━━━ DATA TO EXAMINE ━━━
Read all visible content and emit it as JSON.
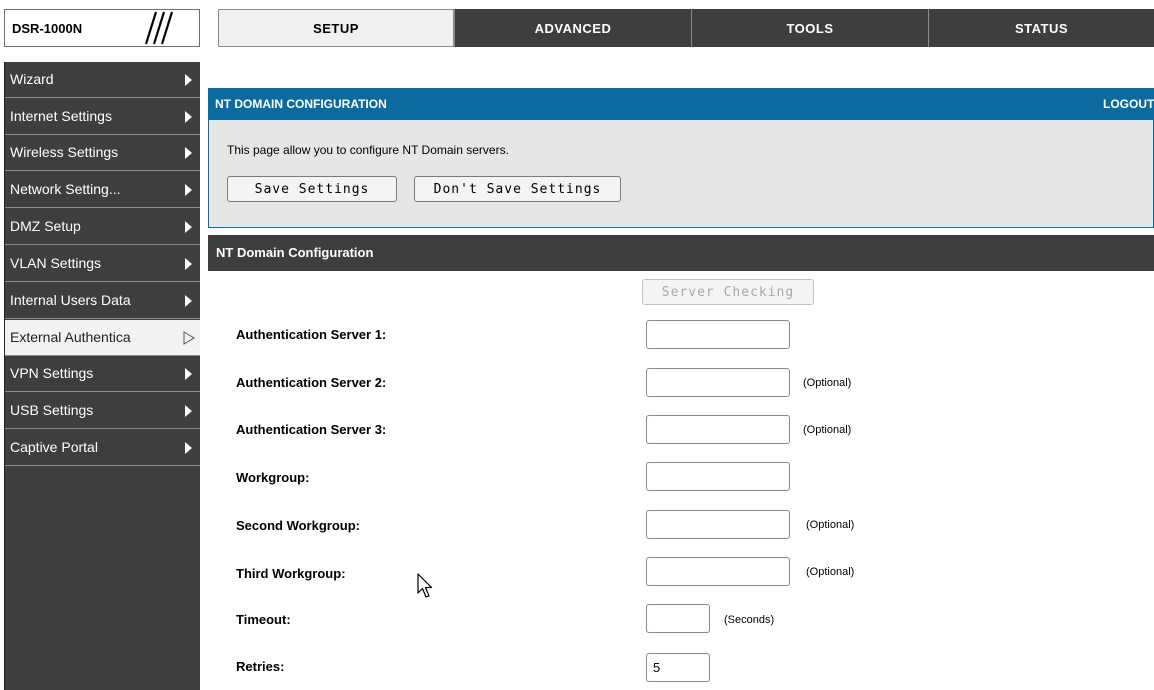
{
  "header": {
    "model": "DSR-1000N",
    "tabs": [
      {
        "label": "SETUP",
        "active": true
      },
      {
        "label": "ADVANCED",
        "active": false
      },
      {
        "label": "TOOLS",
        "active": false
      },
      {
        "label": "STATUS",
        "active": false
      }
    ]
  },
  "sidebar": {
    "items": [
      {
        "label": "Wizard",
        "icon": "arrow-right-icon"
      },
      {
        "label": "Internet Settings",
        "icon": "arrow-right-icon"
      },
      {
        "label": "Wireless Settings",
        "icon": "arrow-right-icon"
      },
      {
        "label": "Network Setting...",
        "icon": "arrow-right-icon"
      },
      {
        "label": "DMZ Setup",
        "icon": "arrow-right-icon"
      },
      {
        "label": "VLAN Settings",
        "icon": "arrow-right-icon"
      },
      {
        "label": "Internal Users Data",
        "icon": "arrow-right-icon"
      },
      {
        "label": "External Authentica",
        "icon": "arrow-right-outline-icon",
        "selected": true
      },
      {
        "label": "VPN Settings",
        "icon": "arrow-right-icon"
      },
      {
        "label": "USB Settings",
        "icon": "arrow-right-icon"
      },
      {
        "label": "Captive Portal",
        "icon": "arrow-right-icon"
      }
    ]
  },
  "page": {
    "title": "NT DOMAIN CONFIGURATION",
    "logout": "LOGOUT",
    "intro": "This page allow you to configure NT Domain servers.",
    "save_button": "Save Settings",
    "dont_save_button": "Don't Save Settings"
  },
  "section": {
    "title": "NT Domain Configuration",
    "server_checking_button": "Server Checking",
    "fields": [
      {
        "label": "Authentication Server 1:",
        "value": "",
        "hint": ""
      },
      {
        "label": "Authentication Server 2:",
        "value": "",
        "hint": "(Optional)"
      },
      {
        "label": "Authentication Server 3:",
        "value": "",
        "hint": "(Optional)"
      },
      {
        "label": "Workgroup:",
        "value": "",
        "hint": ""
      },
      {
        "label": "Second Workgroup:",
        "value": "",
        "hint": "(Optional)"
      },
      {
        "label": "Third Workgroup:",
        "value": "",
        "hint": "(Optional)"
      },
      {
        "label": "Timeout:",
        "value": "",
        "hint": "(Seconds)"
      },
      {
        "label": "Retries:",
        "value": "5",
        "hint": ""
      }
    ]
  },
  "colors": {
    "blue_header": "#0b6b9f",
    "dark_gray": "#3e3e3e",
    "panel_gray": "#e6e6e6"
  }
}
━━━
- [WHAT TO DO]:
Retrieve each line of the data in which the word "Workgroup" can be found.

- [OUTPUT OF THE TASK]:
        "label": "Workgroup:",
        "label": "Second Workgroup:",
        "label": "Third Workgroup:",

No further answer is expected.